» **ABOUT THIS TASK**: Where a line in the material below has the string "Based", please report it.

» **INPUT RECORDS**:
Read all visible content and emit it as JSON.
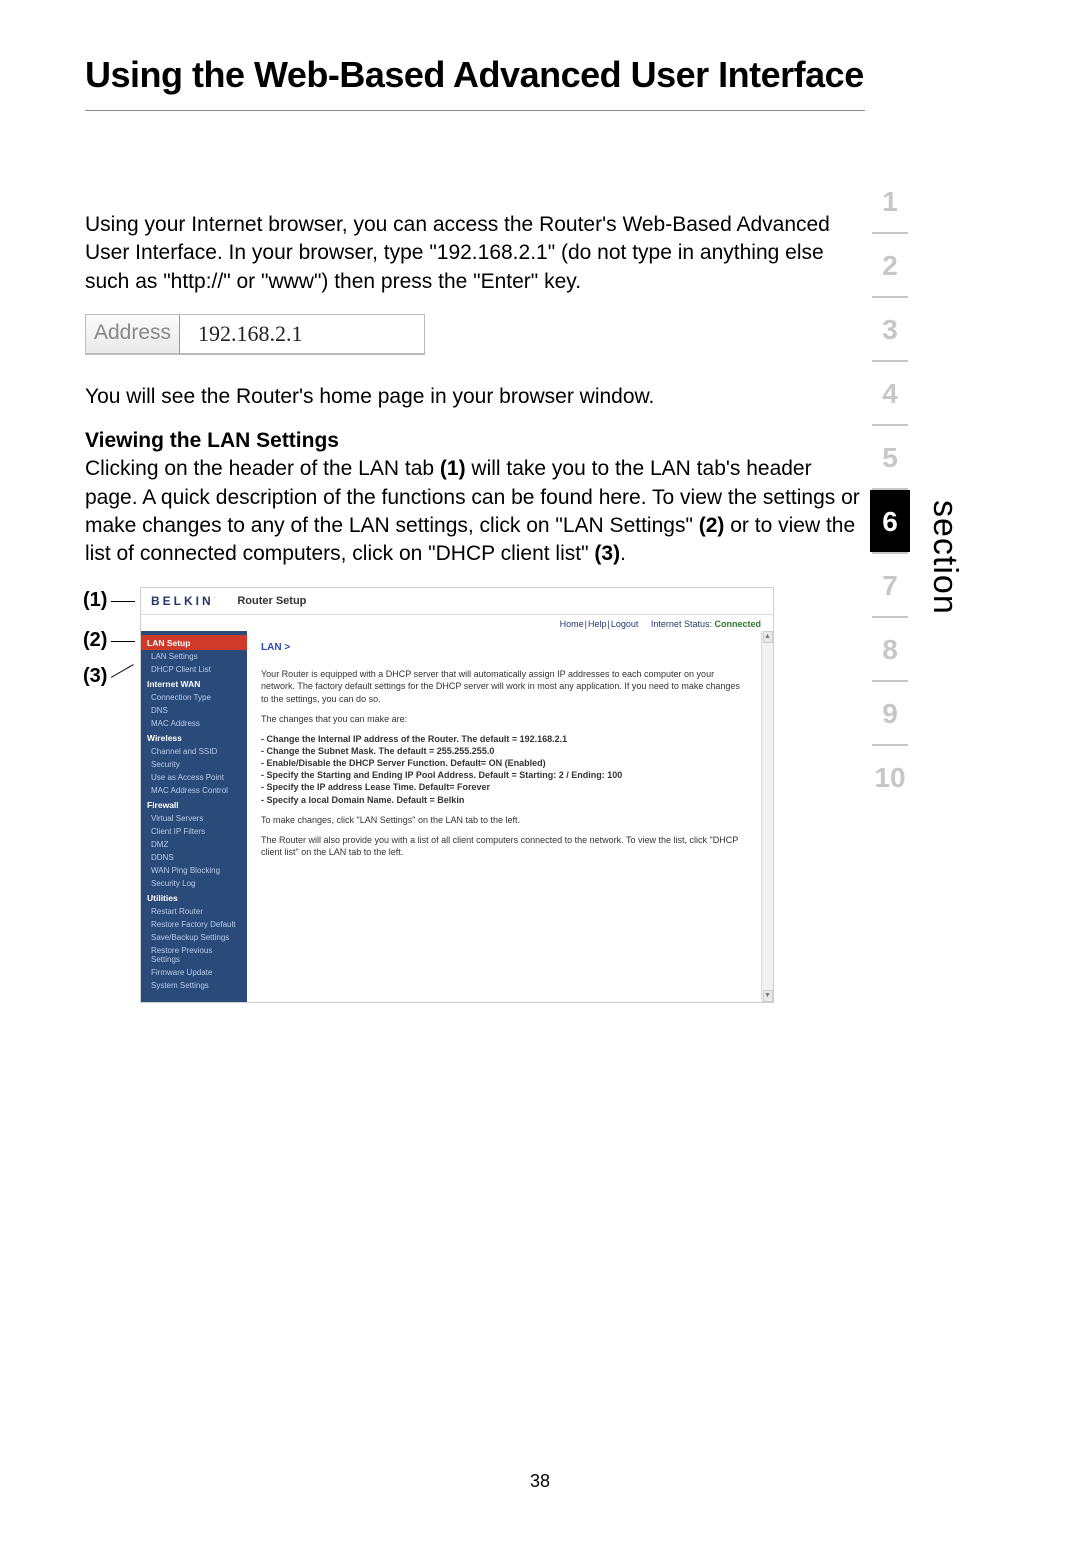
{
  "page_title": "Using the Web-Based Advanced User Interface",
  "para1": "Using your Internet browser, you can access the Router's Web-Based Advanced User Interface. In your browser, type \"192.168.2.1\" (do not type in anything else such as \"http://\" or \"www\") then press the \"Enter\" key.",
  "address_label": "Address",
  "address_value": "192.168.2.1",
  "para2": "You will see the Router's home page in your browser window.",
  "sub_heading": "Viewing the LAN Settings",
  "para3_parts": {
    "a": "Clicking on the header of the LAN tab ",
    "b1": "(1)",
    "c": " will take you to the LAN tab's header page. A quick description of the functions can be found here. To view the settings or make changes to any of the LAN settings, click on \"LAN Settings\" ",
    "b2": "(2)",
    "d": " or to view the list of connected computers, click on \"DHCP client list\" ",
    "b3": "(3)",
    "e": "."
  },
  "section_nav": [
    "1",
    "2",
    "3",
    "4",
    "5",
    "6",
    "7",
    "8",
    "9",
    "10"
  ],
  "section_active": "6",
  "section_label": "section",
  "page_number": "38",
  "callouts": {
    "c1": "(1)",
    "c2": "(2)",
    "c3": "(3)"
  },
  "shot": {
    "brand": "BELKIN",
    "brand_sub": ".",
    "router_setup": "Router Setup",
    "top_links": {
      "home": "Home",
      "help": "Help",
      "logout": "Logout",
      "status_label": "Internet Status:",
      "status_value": "Connected"
    },
    "sidebar": [
      {
        "type": "grp_hot",
        "text": "LAN Setup"
      },
      {
        "type": "itm",
        "text": "LAN Settings"
      },
      {
        "type": "itm",
        "text": "DHCP Client List"
      },
      {
        "type": "grp",
        "text": "Internet WAN"
      },
      {
        "type": "itm",
        "text": "Connection Type"
      },
      {
        "type": "itm",
        "text": "DNS"
      },
      {
        "type": "itm",
        "text": "MAC Address"
      },
      {
        "type": "grp",
        "text": "Wireless"
      },
      {
        "type": "itm",
        "text": "Channel and SSID"
      },
      {
        "type": "itm",
        "text": "Security"
      },
      {
        "type": "itm",
        "text": "Use as Access Point"
      },
      {
        "type": "itm",
        "text": "MAC Address Control"
      },
      {
        "type": "grp",
        "text": "Firewall"
      },
      {
        "type": "itm",
        "text": "Virtual Servers"
      },
      {
        "type": "itm",
        "text": "Client IP Filters"
      },
      {
        "type": "itm",
        "text": "DMZ"
      },
      {
        "type": "itm",
        "text": "DDNS"
      },
      {
        "type": "itm",
        "text": "WAN Ping Blocking"
      },
      {
        "type": "itm",
        "text": "Security Log"
      },
      {
        "type": "grp",
        "text": "Utilities"
      },
      {
        "type": "itm",
        "text": "Restart Router"
      },
      {
        "type": "itm",
        "text": "Restore Factory Default"
      },
      {
        "type": "itm",
        "text": "Save/Backup Settings"
      },
      {
        "type": "itm",
        "text": "Restore Previous Settings"
      },
      {
        "type": "itm",
        "text": "Firmware Update"
      },
      {
        "type": "itm",
        "text": "System Settings"
      }
    ],
    "panel": {
      "breadcrumb": "LAN >",
      "p1": "Your Router is equipped with a DHCP server that will automatically assign IP addresses to each computer on your network. The factory default settings for the DHCP server will work in most any application. If you need to make changes to the settings, you can do so.",
      "p2": "The changes that you can make are:",
      "b1": "- Change the Internal IP address of the Router. The default = 192.168.2.1",
      "b2": "- Change the Subnet Mask. The default = 255.255.255.0",
      "b3": "- Enable/Disable the DHCP Server Function. Default= ON (Enabled)",
      "b4": "- Specify the Starting and Ending IP Pool Address. Default = Starting: 2 / Ending: 100",
      "b5": "- Specify the IP address Lease Time. Default= Forever",
      "b6": "- Specify a local Domain Name. Default = Belkin",
      "p3": "To make changes, click \"LAN Settings\" on the LAN tab to the left.",
      "p4": "The Router will also provide you with a list of all client computers connected to the network. To view the list, click \"DHCP client list\" on the LAN tab to the left."
    }
  }
}
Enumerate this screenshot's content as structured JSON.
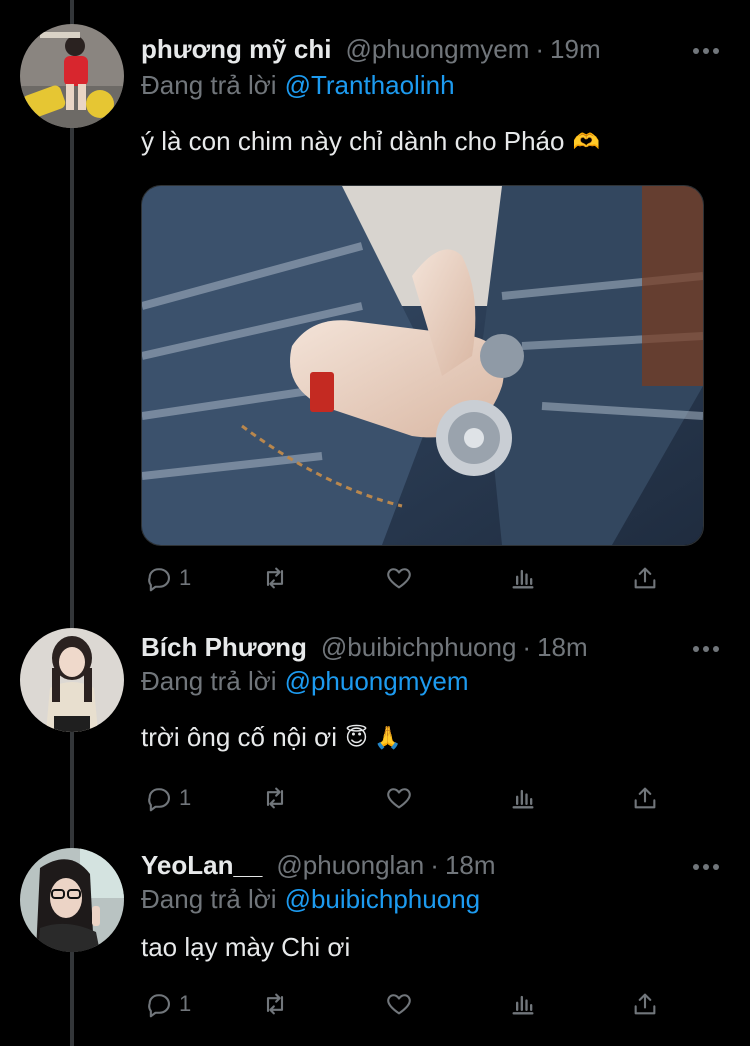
{
  "colors": {
    "background": "#000000",
    "text_primary": "#e7e9ea",
    "text_secondary": "#71767b",
    "accent": "#1d9bf0",
    "thread_line": "#333639"
  },
  "tweets": [
    {
      "name": "phương mỹ chi",
      "handle": "@phuongmyem",
      "time": "19m",
      "reply_prefix": "Đang trả lời",
      "reply_to": "@Tranthaolinh",
      "text": "ý là con chim này chỉ dành cho Pháo",
      "emoji": "🫶",
      "has_media": true,
      "reply_count": "1",
      "retweet_count": "",
      "like_count": ""
    },
    {
      "name": "Bích Phương",
      "handle": "@buibichphuong",
      "time": "18m",
      "reply_prefix": "Đang trả lời",
      "reply_to": "@phuongmyem",
      "text": "trời ông cố nội ơi",
      "emoji": "😇 🙏",
      "has_media": false,
      "reply_count": "1",
      "retweet_count": "",
      "like_count": ""
    },
    {
      "name": "YeoLan__",
      "handle": "@phuonglan",
      "time": "18m",
      "reply_prefix": "Đang trả lời",
      "reply_to": "@buibichphuong",
      "text": "tao lạy mày Chi ơi",
      "emoji": "",
      "has_media": false,
      "reply_count": "1",
      "retweet_count": "",
      "like_count": ""
    }
  ],
  "icons": {
    "reply": "reply-icon",
    "retweet": "retweet-icon",
    "like": "heart-icon",
    "views": "analytics-icon",
    "share": "share-icon",
    "more": "more-icon"
  },
  "separator": "·"
}
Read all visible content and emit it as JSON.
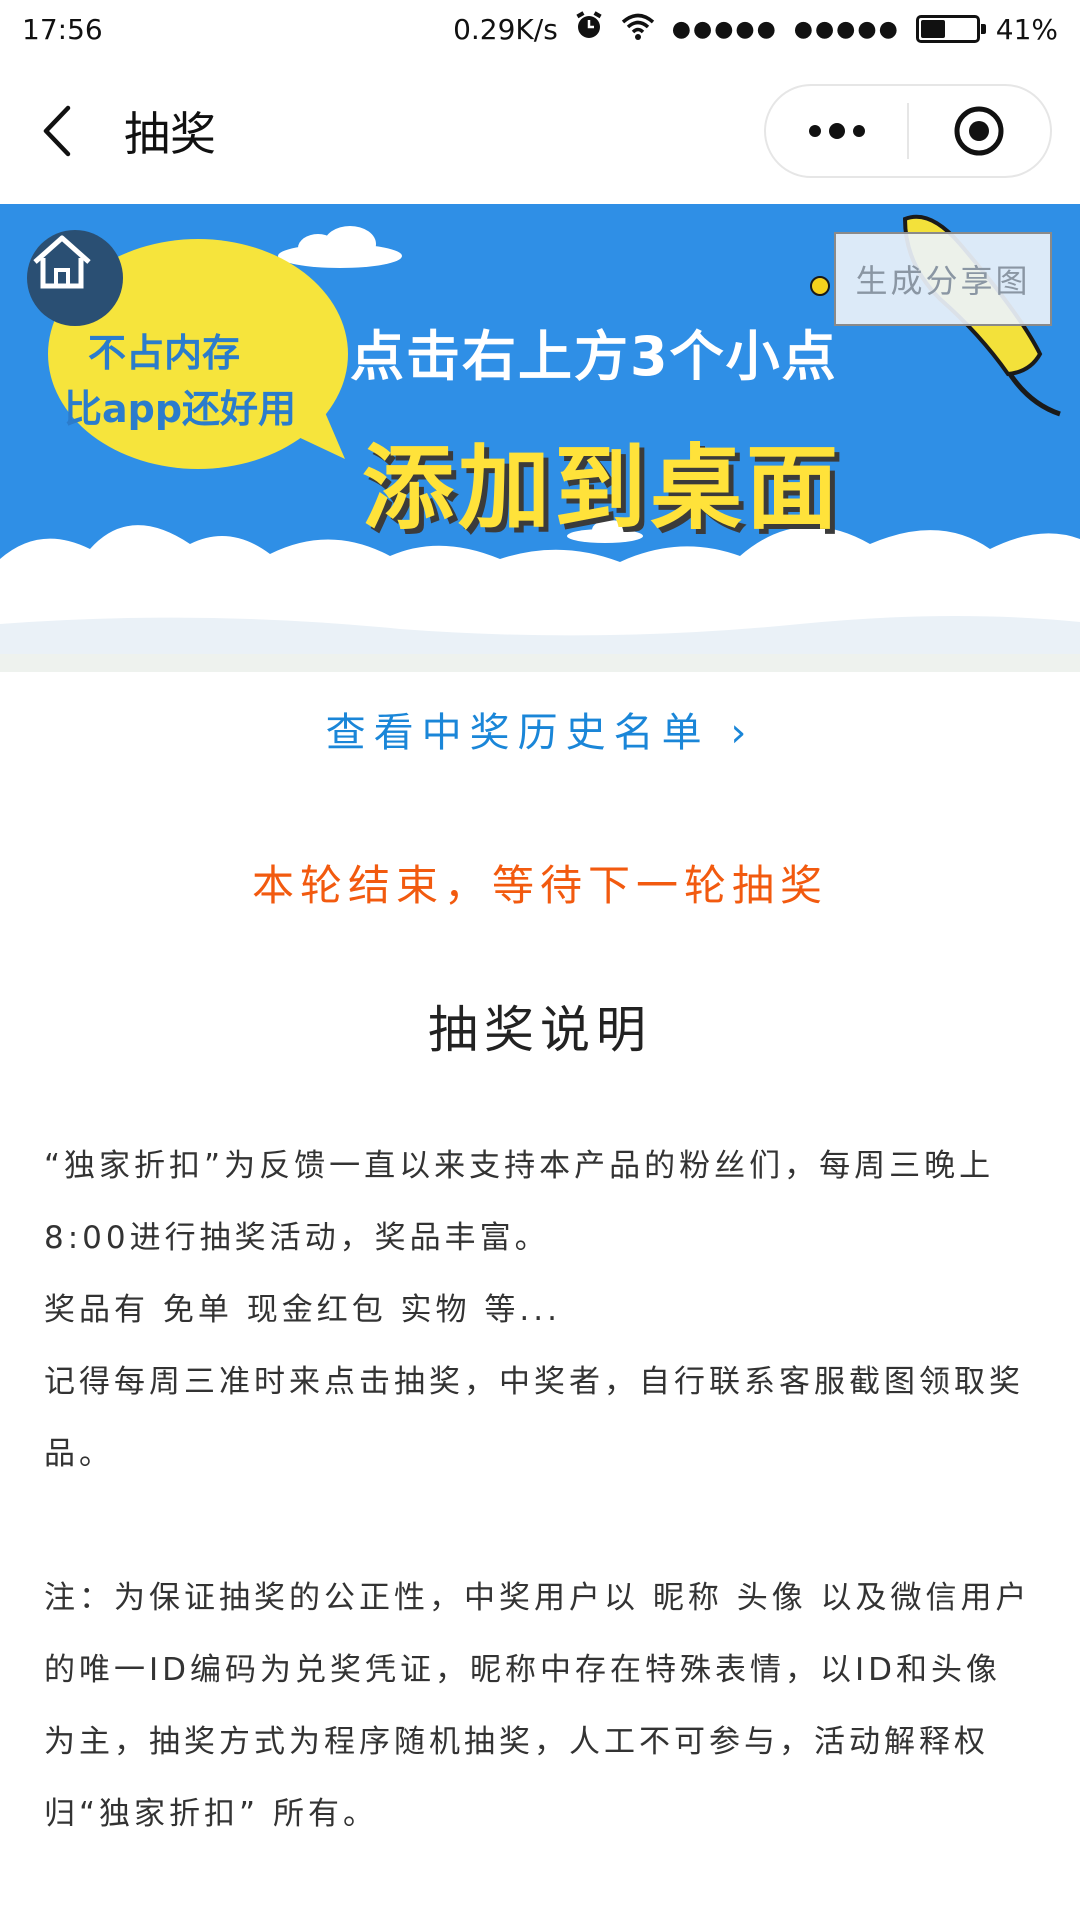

» **RESPONSE BOX**:
  "page_title": "Using the Web-Based Advanced User Interface",
  "para1": "Using your Internet browser, you can access the Router's Web-Based Advanced User Interface. In your browser, type \"192.168.2.1\" (do not type in anything else such as \"http://\" or \"www\") then press the \"Enter\" key.",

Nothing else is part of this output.